Charity working to enhance outdoor learning and play for children urges responses to Airports Commission noise consultation
An organisation called “Learning through Landscapes”, which works to help children benefit from good, stimulating outdoor learning and play in their education, has raised concerns about aircraft noise along flight paths. The Airports Commission currently has a public consultation on noise, and in its discussion document it raises the issues of children, schooling and aircraft noise. Learning through Landscapes encourages all those with an interest or concern about aircraft noise and childrens’ education – inside the classroom, or learning outdoors, to submit their views by the 6th September deadline. The discussion document states: “Over 20 studies, both epidemiological and experimental, have shown negative effects of noise on reading ability and memory development in children. Several links between chronic noise exposure and children’s cognition have been suggested, including teacher and pupil frustration, learned helplessness, impaired attention, increased arousal, indiscriminate filtering out of noise during cognitive activities resulting in loss of attention, noise annoyance, and sleep disturbance. “

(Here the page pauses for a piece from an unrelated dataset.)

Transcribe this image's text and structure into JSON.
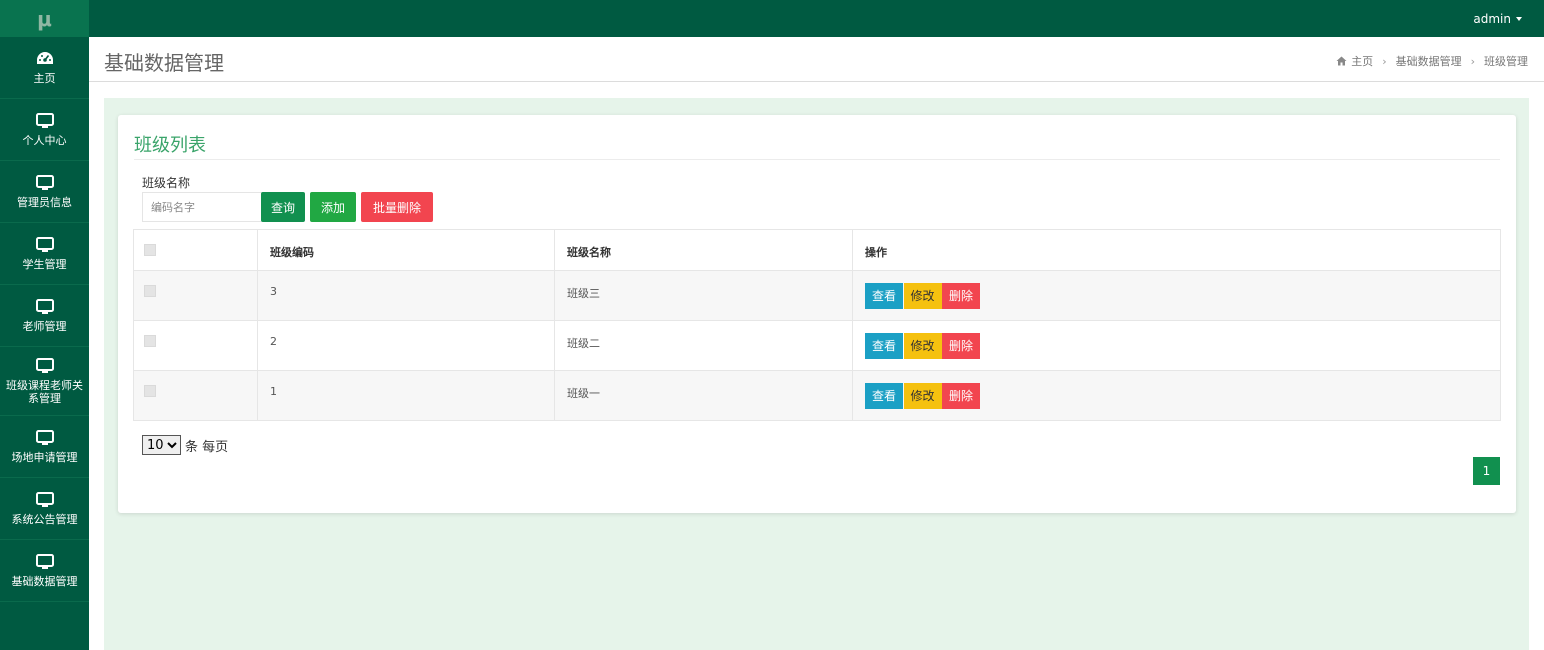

Aviation Noise Impacts Learning…
30 July 2013 (Learning through Landscapes)
A recent report [it is actually a discussion document, for public consultation] by an independent commission [the Airports Commission] into aviation noise has highlighted that there are clear links to impaired cognition in children exposed to high levels of noise, such as those experienced under the flight path of a major airport.
Worryingly the report [discussion document], by the Airports Commission, states that:
“The evidence surrounding cognitive impairment in children exposed to noise is somewhat clearer than that surrounding other noise impacts on children. Over 20 studies, both epidemiological and experimental, have shown negative effects of noise on reading ability and memory development in children. Several links between chronic noise exposure and children’s cognition have been suggested, including teacher and pupil frustration, learned helplessness, impaired attention, increased arousal, indiscriminate filtering out of noise during cognitive activities resulting in loss of attention, noise annoyance, and sleep disturbance. These impacts are magnified when learning activities are undertaken outdoors. Noise has been commonly shown to affect children’s central processing and language skills, reading comprehension, memory and attention ability. These effects could seemingly impair long term educational attainment, though this aspect is less well evidenced.”
The [Commission’s document] also says:
“The European RANCH study found that road traffic noise had no observed effect on children’s reading or memory….. With aircraft noise, however, the study showed that students suffered impaired reading comprehension and recognition memory. This is likely to be because of the transient nature of aircraft movements, with short term peaks in noise affecting concentration and providing distraction. On the other hand, it is more likely that children will habituate to road noise during school hours, as it is generally experienced at a more constant level.”
We are seeing more activity in the press about proposals for increasing the numbers of runways in the UK and it is essential that mitigating work takes place for those schools that would be affected.
This could include the airline industry providing funds for schools to make trips to quieter outdoor spaces to support their learning or further investment in the exploration of active noise control methodologies in school grounds.
If you have a view then please do respond by September 6th to the Airports Commission discussion document on noise at the link below.
What is Learning through Landscapes:
Learning through Landscapes helps children to connect with nature, become more active, learn outdoors, develop social skills and have fun.
Our vision is that every child benefits from stimulating outdoor learning and play in their education.
What we do
We aim to enable children to connect with nature, be more active, be more engaged with their learning, develop their social skills and have fun!
Where possible we encourage young people to have a say in the way their grounds are used and improved. As a result they learn to create and look after something valuable; their self-esteem grows and their behaviour improves, along with their potential to learn and achieve.
We do this through three avenues:
- advocating the benefits of outdoor learning and play at school and pre school.
- inspiring and enabling the design and development of outdoor environments to support children’s development.
- inspiring and enabling teachers and early years practitioners to develop the confidence, ideas and skills they need to make better use of outdoor spaces.
We focus our resources on educational settings, because we believe that this is where children will derive the greatest benefit. The school playground is the one outside space that children have frequent access to. Despite the proven benefits of outdoor learning and play, 8 in 10 teachers believe that their school is failing to make the most of these valuable spaces for children.